  2. Websites can also meet the purposeful availment requirement. Music Makers.

    There are three types of Internet activity:

    1. Passive site

      • Only provides information
      • Rarely gives jurisdiction unless the site is specifically directed at another state, i.e. defame person in another state (pretty much the only time it will)
    2. Semi-interactive site

      • Can communicate but not buy or sell
      • Look at the totality of the circumstances to see if there's personal jurisdiction, but if this is the only contact with the forum, it's unlikely to meet due process
    3. Interactive Site

      • Allows two-way communication and order
      • It is a contact that may meet minimum contacts. Repeated sales while knowing location will most likely meet due process

    Music Makers held the standard that it must:

    1. Direct electronic activity into state
    2. Have manifest intent of engaging in business
    3. Be that activity that creates a cause of action
  3. Another alternative to purposeful availment is the effects test:

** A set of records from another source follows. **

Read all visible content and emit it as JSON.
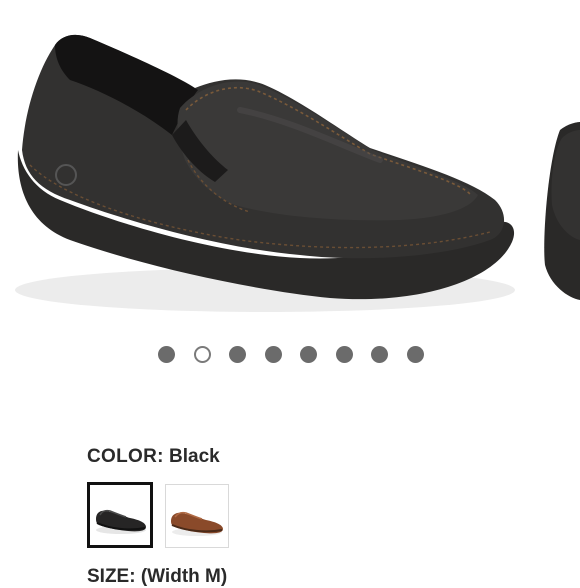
{
  "gallery": {
    "slide_count": 8,
    "active_index": 1,
    "main_image": "black-leather-slip-on-loafer"
  },
  "color": {
    "label": "COLOR:",
    "value": "Black",
    "swatches": [
      {
        "name": "black-loafer-swatch",
        "color": "#1f1f1f",
        "selected": true
      },
      {
        "name": "brown-loafer-swatch",
        "color": "#8a4a2a",
        "selected": false
      }
    ]
  },
  "size": {
    "label": "SIZE: (Width M)"
  }
}
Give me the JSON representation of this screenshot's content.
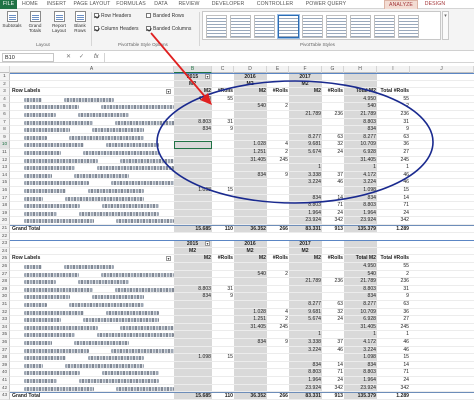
{
  "tabs": [
    "FILE",
    "HOME",
    "INSERT",
    "PAGE LAYOUT",
    "FORMULAS",
    "DATA",
    "REVIEW",
    "DEVELOPER",
    "CONTROLLER",
    "POWER QUERY",
    "ANALYZE",
    "DESIGN"
  ],
  "ribbon": {
    "buttons": [
      "Subtotals",
      "Grand Totals",
      "Report Layout",
      "Blank Rows"
    ],
    "layout_group": "Layout",
    "options": [
      {
        "label": "Row Headers",
        "checked": true
      },
      {
        "label": "Banded Rows",
        "checked": false
      },
      {
        "label": "Column Headers",
        "checked": true
      },
      {
        "label": "Banded Columns",
        "checked": true
      }
    ],
    "options_group": "PivotTable Style Options",
    "styles_group": "PivotTable Styles"
  },
  "formula_bar": {
    "name_box": "B10",
    "fx": "fx",
    "value": ""
  },
  "columns": [
    "A",
    "B",
    "C",
    "D",
    "E",
    "F",
    "G",
    "H",
    "I",
    "J"
  ],
  "selected_column": "B",
  "selected_row": "10",
  "pivot1": {
    "years": [
      "2015",
      "2016",
      "2017"
    ],
    "year_rows": [
      "1",
      "2"
    ],
    "header_row": "3",
    "header_labels": {
      "row_labels": "Row Labels",
      "m2": "M2",
      "rolls": "#Rolls",
      "total_m2": "Total M2",
      "total_rolls": "Total #Rolls"
    },
    "rows": [
      {
        "r": "4",
        "b": "4.950",
        "c": "55",
        "d": "",
        "e": "",
        "f": "",
        "g": "",
        "h": "4.950",
        "i": "55"
      },
      {
        "r": "5",
        "b": "",
        "c": "",
        "d": "540",
        "e": "2",
        "f": "",
        "g": "",
        "h": "540",
        "i": "2"
      },
      {
        "r": "6",
        "b": "",
        "c": "",
        "d": "",
        "e": "",
        "f": "21.789",
        "g": "236",
        "h": "21.789",
        "i": "236"
      },
      {
        "r": "7",
        "b": "8.803",
        "c": "31",
        "d": "",
        "e": "",
        "f": "",
        "g": "",
        "h": "8.803",
        "i": "31"
      },
      {
        "r": "8",
        "b": "834",
        "c": "9",
        "d": "",
        "e": "",
        "f": "",
        "g": "",
        "h": "834",
        "i": "9"
      },
      {
        "r": "9",
        "b": "",
        "c": "",
        "d": "",
        "e": "",
        "f": "8.277",
        "g": "63",
        "h": "8.277",
        "i": "63"
      },
      {
        "r": "10",
        "b": "",
        "c": "",
        "d": "1.028",
        "e": "4",
        "f": "9.681",
        "g": "32",
        "h": "10.709",
        "i": "36"
      },
      {
        "r": "11",
        "b": "",
        "c": "",
        "d": "1.251",
        "e": "2",
        "f": "5.674",
        "g": "24",
        "h": "6.928",
        "i": "27"
      },
      {
        "r": "12",
        "b": "",
        "c": "",
        "d": "31.405",
        "e": "245",
        "f": "",
        "g": "",
        "h": "31.405",
        "i": "245"
      },
      {
        "r": "13",
        "b": "",
        "c": "",
        "d": "",
        "e": "",
        "f": "1",
        "g": "",
        "h": "1",
        "i": "1"
      },
      {
        "r": "14",
        "b": "",
        "c": "",
        "d": "834",
        "e": "9",
        "f": "3.338",
        "g": "37",
        "h": "4.172",
        "i": "46"
      },
      {
        "r": "15",
        "b": "",
        "c": "",
        "d": "",
        "e": "",
        "f": "3.224",
        "g": "46",
        "h": "3.224",
        "i": "46"
      },
      {
        "r": "16",
        "b": "1.098",
        "c": "15",
        "d": "",
        "e": "",
        "f": "",
        "g": "",
        "h": "1.098",
        "i": "15"
      },
      {
        "r": "17",
        "b": "",
        "c": "",
        "d": "",
        "e": "",
        "f": "834",
        "g": "14",
        "h": "834",
        "i": "14"
      },
      {
        "r": "18",
        "b": "",
        "c": "",
        "d": "",
        "e": "",
        "f": "8.803",
        "g": "71",
        "h": "8.803",
        "i": "71"
      },
      {
        "r": "19",
        "b": "",
        "c": "",
        "d": "",
        "e": "",
        "f": "1.964",
        "g": "24",
        "h": "1.964",
        "i": "24"
      },
      {
        "r": "20",
        "b": "",
        "c": "",
        "d": "",
        "e": "",
        "f": "23.924",
        "g": "342",
        "h": "23.924",
        "i": "342"
      }
    ],
    "total": {
      "r": "21",
      "label": "Grand Total",
      "b": "15.685",
      "c": "110",
      "d": "36.352",
      "e": "266",
      "f": "83.331",
      "g": "913",
      "h": "135.379",
      "i": "1.289"
    }
  },
  "gap_row": "22",
  "pivot2": {
    "years": [
      "2015",
      "2016",
      "2017"
    ],
    "year_rows": [
      "23",
      "24"
    ],
    "header_row": "25",
    "header_labels": {
      "row_labels": "Row Labels",
      "m2": "M2",
      "rolls": "#Rolls",
      "total_m2": "Total M2",
      "total_rolls": "Total #Rolls"
    },
    "rows": [
      {
        "r": "26",
        "b": "",
        "c": "",
        "d": "",
        "e": "",
        "f": "",
        "g": "",
        "h": "4.950",
        "i": "55"
      },
      {
        "r": "27",
        "b": "",
        "c": "",
        "d": "540",
        "e": "2",
        "f": "",
        "g": "",
        "h": "540",
        "i": "2"
      },
      {
        "r": "28",
        "b": "",
        "c": "",
        "d": "",
        "e": "",
        "f": "21.789",
        "g": "236",
        "h": "21.789",
        "i": "236"
      },
      {
        "r": "29",
        "b": "8.803",
        "c": "31",
        "d": "",
        "e": "",
        "f": "",
        "g": "",
        "h": "8.803",
        "i": "31"
      },
      {
        "r": "30",
        "b": "834",
        "c": "9",
        "d": "",
        "e": "",
        "f": "",
        "g": "",
        "h": "834",
        "i": "9"
      },
      {
        "r": "31",
        "b": "",
        "c": "",
        "d": "",
        "e": "",
        "f": "8.277",
        "g": "63",
        "h": "8.277",
        "i": "63"
      },
      {
        "r": "32",
        "b": "",
        "c": "",
        "d": "1.028",
        "e": "4",
        "f": "9.681",
        "g": "32",
        "h": "10.709",
        "i": "36"
      },
      {
        "r": "33",
        "b": "",
        "c": "",
        "d": "1.251",
        "e": "2",
        "f": "5.674",
        "g": "24",
        "h": "6.928",
        "i": "27"
      },
      {
        "r": "34",
        "b": "",
        "c": "",
        "d": "31.405",
        "e": "245",
        "f": "",
        "g": "",
        "h": "31.405",
        "i": "245"
      },
      {
        "r": "35",
        "b": "",
        "c": "",
        "d": "",
        "e": "",
        "f": "1",
        "g": "",
        "h": "1",
        "i": "1"
      },
      {
        "r": "36",
        "b": "",
        "c": "",
        "d": "834",
        "e": "9",
        "f": "3.338",
        "g": "37",
        "h": "4.172",
        "i": "46"
      },
      {
        "r": "37",
        "b": "",
        "c": "",
        "d": "",
        "e": "",
        "f": "3.224",
        "g": "46",
        "h": "3.224",
        "i": "46"
      },
      {
        "r": "38",
        "b": "1.098",
        "c": "15",
        "d": "",
        "e": "",
        "f": "",
        "g": "",
        "h": "1.098",
        "i": "15"
      },
      {
        "r": "39",
        "b": "",
        "c": "",
        "d": "",
        "e": "",
        "f": "834",
        "g": "14",
        "h": "834",
        "i": "14"
      },
      {
        "r": "40",
        "b": "",
        "c": "",
        "d": "",
        "e": "",
        "f": "8.803",
        "g": "71",
        "h": "8.803",
        "i": "71"
      },
      {
        "r": "41",
        "b": "",
        "c": "",
        "d": "",
        "e": "",
        "f": "1.964",
        "g": "24",
        "h": "1.964",
        "i": "24"
      },
      {
        "r": "42",
        "b": "",
        "c": "",
        "d": "",
        "e": "",
        "f": "23.924",
        "g": "342",
        "h": "23.924",
        "i": "342"
      }
    ],
    "total": {
      "r": "43",
      "label": "Grand Total",
      "b": "15.685",
      "c": "110",
      "d": "36.352",
      "e": "266",
      "f": "83.331",
      "g": "913",
      "h": "135.379",
      "i": "1.289"
    }
  },
  "colors": {
    "excel_green": "#217346",
    "column_band": "#d9d9d9",
    "annotation": "#1a2a8f",
    "arrow": "#e02020"
  }
}
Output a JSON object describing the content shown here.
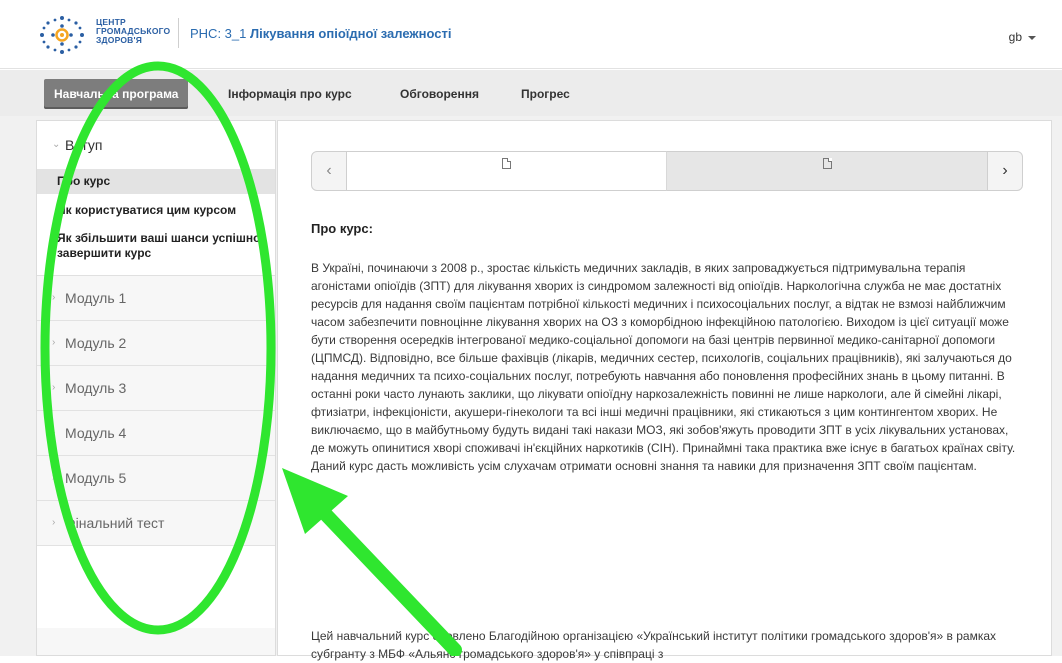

    Effects Test

    The effects test is an alternative to purposeful availment in some jurisdictions.

    The 4th Circuit (and this class) has three elements to the effects test:

    1. Intentional tort
      • i.e. slander
    2. Plaintiff felt brunt of harm in forum, such that it is the focal point of harm
    3. Defendant expressly aim tortuous conduct at forum such that it is the focal point of tort activity

Minimum contacts rule based on:

  1. Protecting defendant from burden of litigating in distant court
  2. Keeping state from going beyond its limits as a one sovereign in system of sovereigns.

Reference: WWVW